BACKGROUND: Well-conducted meta-analyses are considered to be at the top of the evidence-based hierarchy pyramid, with an expansion of these publications within the cardiovascular research arena. There are limited data evaluating the trends and quality of such publications. The objective of this study was to evaluate the methodological rigor and temporal trends of cardiovascular medicine-related meta-analyses published in the highest impact journals.

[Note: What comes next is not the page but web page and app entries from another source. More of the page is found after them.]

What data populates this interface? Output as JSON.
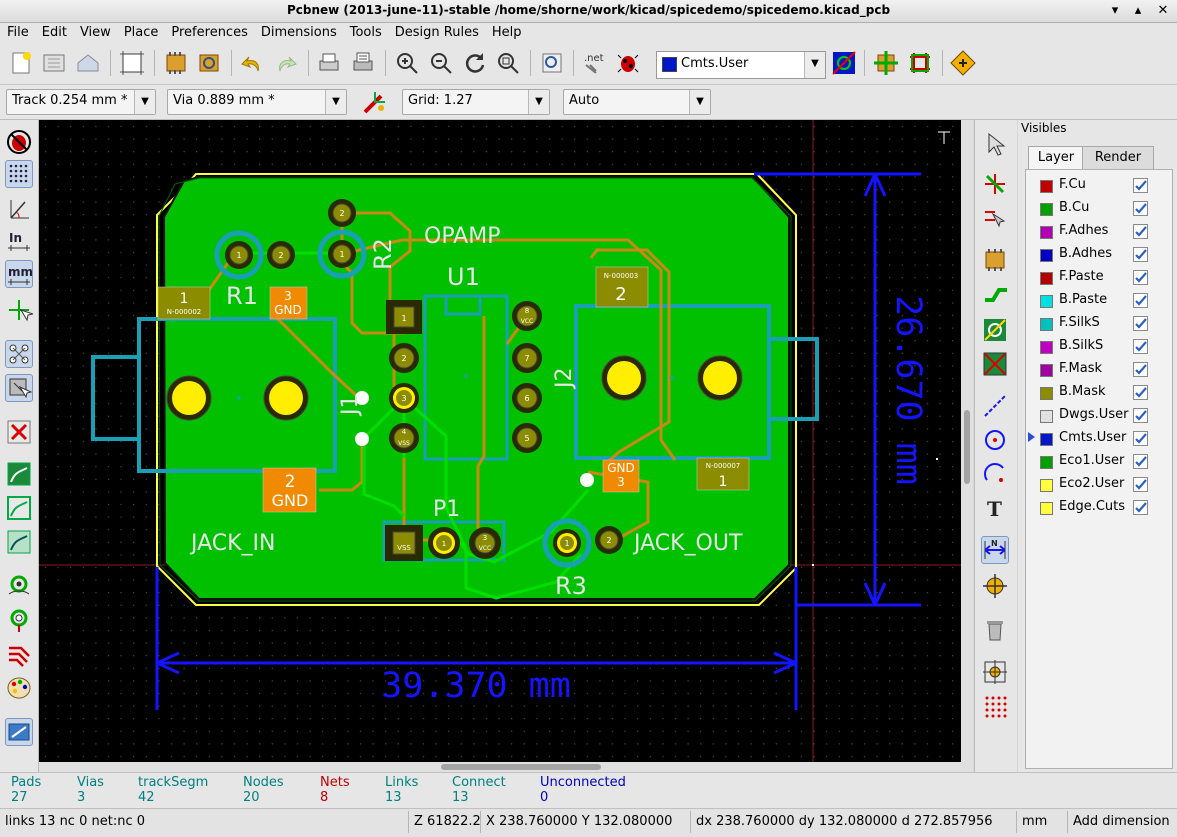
{
  "window": {
    "title": "Pcbnew (2013-june-11)-stable /home/shorne/work/kicad/spicedemo/spicedemo.kicad_pcb",
    "controls": [
      "▾",
      "▴",
      "✕"
    ]
  },
  "menu": [
    "File",
    "Edit",
    "View",
    "Place",
    "Preferences",
    "Dimensions",
    "Tools",
    "Design Rules",
    "Help"
  ],
  "toolbar": {
    "net_label": ".net",
    "active_layer": "Cmts.User"
  },
  "options": {
    "track": "Track 0.254 mm *",
    "via": "Via 0.889 mm *",
    "grid": "Grid: 1.27",
    "zoom": "Auto"
  },
  "board": {
    "units_label_in": "In",
    "units_label_mm": "mm",
    "ref_labels": {
      "R1": "R1",
      "R2": "R2",
      "R3": "R3",
      "U1": "U1",
      "J1": "J1",
      "J2": "J2",
      "P1": "P1"
    },
    "value_labels": {
      "opamp": "OPAMP",
      "jack_in": "JACK_IN",
      "jack_out": "JACK_OUT"
    },
    "dimensions": {
      "width": "39.370 mm",
      "height": "26.670 mm"
    },
    "pad_labels": {
      "r1_pad1": "1",
      "r1_pad2": "2",
      "r2_pad1": "1",
      "r2_pad2": "2",
      "r3_pad1": "1",
      "r3_pad2": "2",
      "u1_p1": "1",
      "u1_p2": "2",
      "u1_p3": "3",
      "u1_p4": "4",
      "u1_p5": "5",
      "u1_p6": "6",
      "u1_p7": "7",
      "u1_p8": "8",
      "u1_vss": "VSS",
      "u1_vcc": "VCC",
      "p1_vss": "VSS",
      "p1_vcc": "VCC",
      "p1_p1": "1",
      "p1_p3": "3",
      "j1_pad1_num": "1",
      "j1_pad1_net": "N-000002",
      "j1_pad3_num": "3",
      "j1_pad3_net": "GND",
      "j1_pad2_num": "2",
      "j1_pad2_net": "GND",
      "j2_pad2_num": "2",
      "j2_pad2_net": "N-000003",
      "j2_pad3_num": "3",
      "j2_pad3_net": "GND",
      "j2_pad1_num": "1",
      "j2_pad1_net": "N-000007"
    }
  },
  "panel": {
    "title": "Visibles",
    "tabs": [
      "Layer",
      "Render"
    ],
    "layers": [
      {
        "name": "F.Cu",
        "color": "#c00000",
        "checked": true
      },
      {
        "name": "B.Cu",
        "color": "#00a000",
        "checked": true
      },
      {
        "name": "F.Adhes",
        "color": "#b000b0",
        "checked": true
      },
      {
        "name": "B.Adhes",
        "color": "#0000c0",
        "checked": true
      },
      {
        "name": "F.Paste",
        "color": "#b00000",
        "checked": true
      },
      {
        "name": "B.Paste",
        "color": "#00e0e0",
        "checked": true
      },
      {
        "name": "F.SilkS",
        "color": "#00c0c0",
        "checked": true
      },
      {
        "name": "B.SilkS",
        "color": "#c000c0",
        "checked": true
      },
      {
        "name": "F.Mask",
        "color": "#a000a0",
        "checked": true
      },
      {
        "name": "B.Mask",
        "color": "#8c8c00",
        "checked": true
      },
      {
        "name": "Dwgs.User",
        "color": "#e0e0e0",
        "checked": true
      },
      {
        "name": "Cmts.User",
        "color": "#0018c8",
        "checked": true
      },
      {
        "name": "Eco1.User",
        "color": "#00a000",
        "checked": true
      },
      {
        "name": "Eco2.User",
        "color": "#ffff40",
        "checked": true
      },
      {
        "name": "Edge.Cuts",
        "color": "#ffff40",
        "checked": true
      }
    ],
    "active_layer": "Cmts.User"
  },
  "messages": [
    {
      "label": "Pads",
      "value": "27",
      "color": "#008080"
    },
    {
      "label": "Vias",
      "value": "3",
      "color": "#008080"
    },
    {
      "label": "trackSegm",
      "value": "42",
      "color": "#008080"
    },
    {
      "label": "Nodes",
      "value": "20",
      "color": "#008080"
    },
    {
      "label": "Nets",
      "value": "8",
      "color": "#c00000"
    },
    {
      "label": "Links",
      "value": "13",
      "color": "#008080"
    },
    {
      "label": "Connect",
      "value": "13",
      "color": "#008080"
    },
    {
      "label": "Unconnected",
      "value": "0",
      "color": "#0000c0"
    }
  ],
  "status": {
    "info": "links 13 nc 0  net:nc 0",
    "zoom": "Z 61822.2",
    "abs": "X 238.760000  Y 132.080000",
    "rel": "dx 238.760000  dy 132.080000  d 272.857956",
    "units": "mm",
    "mode": "Add dimension"
  }
}
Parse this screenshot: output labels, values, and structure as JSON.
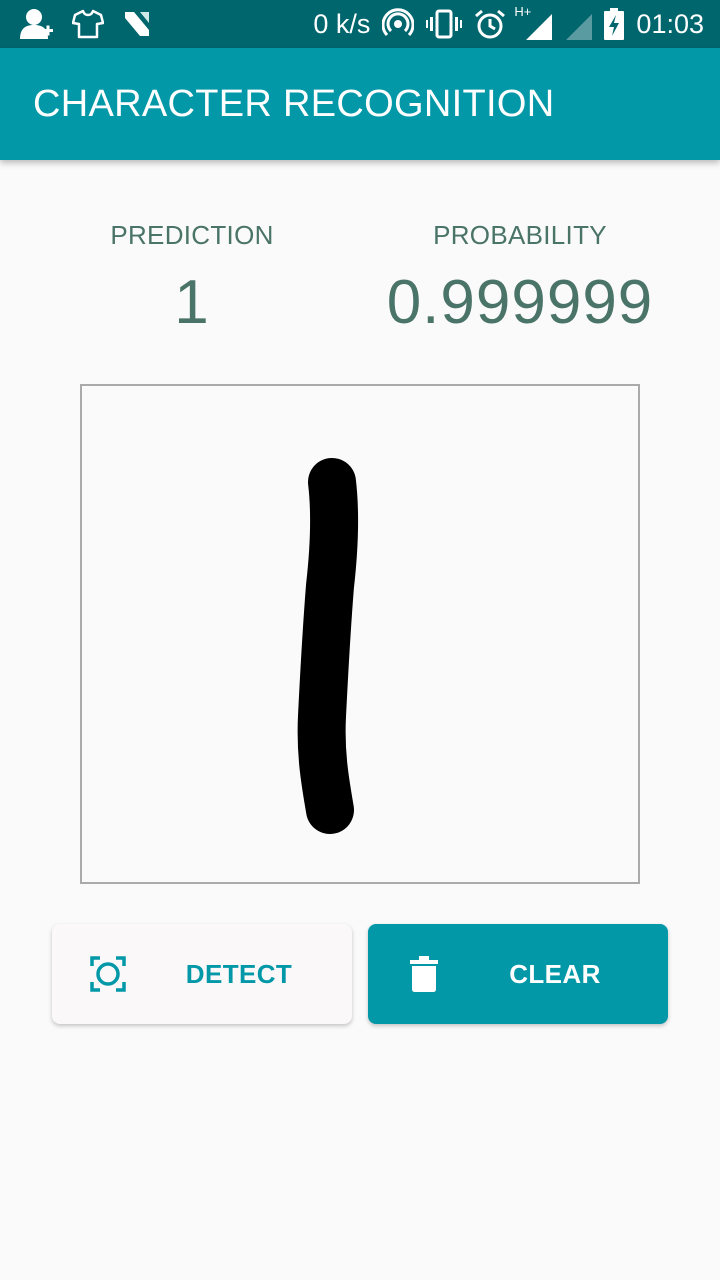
{
  "status_bar": {
    "left_icons": [
      "person-add-icon",
      "tshirt-icon",
      "n-logo-icon"
    ],
    "speed": "0 k/s",
    "right_icons": [
      "hotspot-icon",
      "vibrate-icon",
      "alarm-icon",
      "signal-hplus-icon",
      "signal-weak-icon",
      "battery-charging-icon"
    ],
    "network_label": "H+",
    "time": "01:03"
  },
  "app_bar": {
    "title": "CHARACTER RECOGNITION"
  },
  "stats": {
    "prediction": {
      "label": "PREDICTION",
      "value": "1"
    },
    "probability": {
      "label": "PROBABILITY",
      "value": "0.999999"
    }
  },
  "canvas": {
    "name": "drawing-canvas"
  },
  "buttons": {
    "detect": {
      "label": "DETECT",
      "icon": "detect-scan-icon"
    },
    "clear": {
      "label": "CLEAR",
      "icon": "trash-icon"
    }
  },
  "colors": {
    "status_bar": "#00666d",
    "primary": "#0398a8",
    "text_secondary": "#4b7468",
    "background": "#fafafa",
    "stroke": "#000000"
  }
}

METHODS AND RESULTS: Using the Medline database, we retrieved cardiovascular medicine-related systematic reviews and meta-analyses published in The New England Journal of Medicine, The Lancet, Journal of the American Medical Association, The British Medical Journal, Annals of Internal Medicine, Circulation, European Heart Journal, and Journal of American College of Cardiology between January 1, 2012 and December 31, 2018. Among 6406 original investigations published during the study period, meta-analyses represented 422 (6.6%) articles, with an annual decline in the proportion of published meta-analyses (8.7% in 2012 versus 4.6% in 2018, Ptrend =0.002). A substantial number of studies failed to incorporate elements of Preferred Reporting Items for Systematic Reviews and Meta-Analyses or Meta-Analysis of Observational Studies in Epidemiology guidelines (51.9%) and only a minority of studies (10.4%) were registered in PROSPERO (International Prospective Register of Systematic Reviews). Fewer manuscripts failed to incorporate the Preferred Reporting Items for Systematic Reviews and Meta-Analyses or Meta-Analysis of Observational Studies in Epidemiology elements over time (60.2% in 2012 versus 40.0% in 2018, Ptrend <0.001) whereas the number of meta-analyses registered at PROSPERO has increased (2.4% in 2013 versus 17.5% in 2018, Ptrend <0.001). CONCLUSIONS: The proportion of cardiovascular medicine-related meta-analyses published in the highest impact journals has declined over time. Although there is an increasing trend in compliance with quality-based guidelines, the overall compliance remains low.
|Journal||Journal of the American Heart Association|
|State||Published - 2021|
Bibliographical noteFunding Information:
Open Access funding was provided by the Qatar National Library.
Dr. Virani has disclosures unrelated to the article including Department of Veterans Affairs, World Heart Federation, Tahir and Jooma Family, Honorarium: American College of Cardiology (Associate Editor for Innovations, acc.org), Steering Committee Member: PALM (Patient and Provider Assessment of Lipid Management) registry at Duke Clinical Research Institute (no financial remuneration). Dr. Mamas reports grants from Biosensors, grants from Terumo, grants from Abbott, personal fees from Daiichi Sankyo, and personal fees from Pfizer outside the submitted work. Dr. Masri reports grants and personal fees from Pfizer, grants and personal fees from Akcea, grants from Ultromics, personal fees from Ionis, personal fees from Cytokinetics, personal fees from Alnylam, and personal fees from Eidos outside the submitted work. Dr. Elgendy has disclosures unrelated to this article content including receiving research grants from Caladrius Biosciences, Inc. The remaining authors have no disclosures to report.
© 2021 The Authors. Published on behalf of the American Heart Association, Inc., by Wiley.
- Quality assessment
ASJC Scopus subject areas
- Cardiology and Cardiovascular Medicine